Qantas mulls buying 747 freighters
Qantas is in negotiations to buy several Boeing 747-400 freighters as it weighs up its options before the expiry of a large contract with an American cargo airline.
The airline is believed to have entered talks to buy up to four second-hand jumbos - one of which has a sticker price of about $US60 million. But Qantas is yet to commit to a purchase of dedicated freighter aircraft. It is one of several options the airline is considering before the expiry early next year of a contract to lease two 747s and crew - known as a wet lease - from Atlas Air. A wet lease on another Atlas Air jumbo is up in 2015.
The other options include leasing planes, entering into a contract with another cargo airline or renewing the deal with Atlas Air to carry freight on international routes, including to Asia.
The price for gas-guzzling 747s has tumbled over the past year due to high fuel prices.
Should it buy the jumbos, Qantas is considered likely to house them under its subsidiary, Express Freighters Australia, and potentially hire new pilots.

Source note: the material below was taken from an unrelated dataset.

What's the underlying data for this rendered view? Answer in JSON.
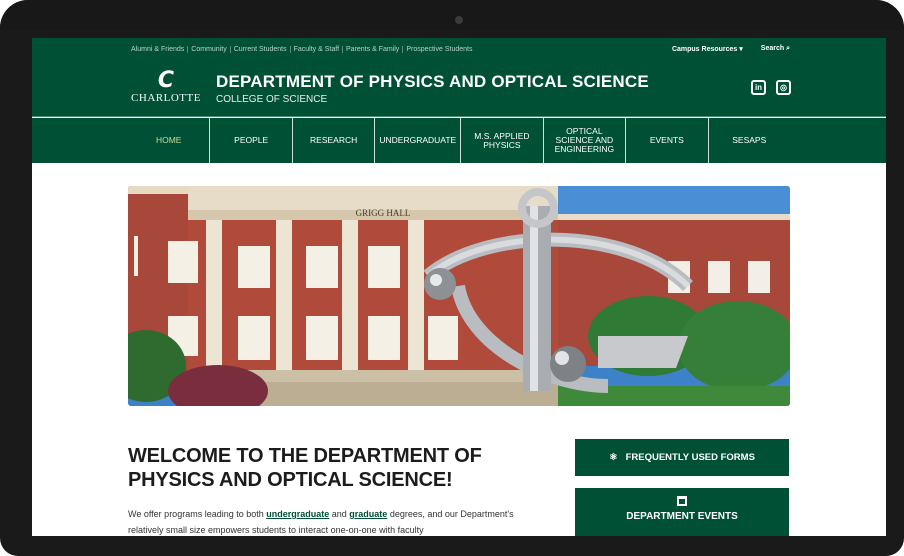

But any move to recruit new pilots will draw the ire of Qantas' existing workforce because it has a surplus of more than 200 pilots due to scaling back its international network. Captains employed by Express Freighters earn about $170,000 a year, half the salary of a Qantas captain flying a 747 passenger jet on international routes.
Any purchase of planes would be funded through Qantas' existing capital expenditure.
A Qantas spokesman confirmed that the airline was "looking at a range of options, but no decision has been made and we're not in a position to speculate about what we might do".
Qantas' freight division has five of its own planes, including a Boeing 767 used on the trans-Tasman route, and several 737 freighters. Qantas carries 5 per cent of the air freight between China and the US.
The freight division booked a pre-tax profit of $22 million in the first half of this financial year, down from $38 million previously, which was blamed on a weak domestic market and strong competition. But the international operations of the freight business were said to be strong in the first half.
As part of an overhaul, Qantas is folding into its freight division the underperforming Australian Air Express, whose fleet includes four Boeing 737-300s and three BAe-146 jets.
The air-freight market tends to be the canary in the coal mine for airlines. In the midst of the global financial crisis in 2008, demand for freight fell considerably further and faster than passenger traffic.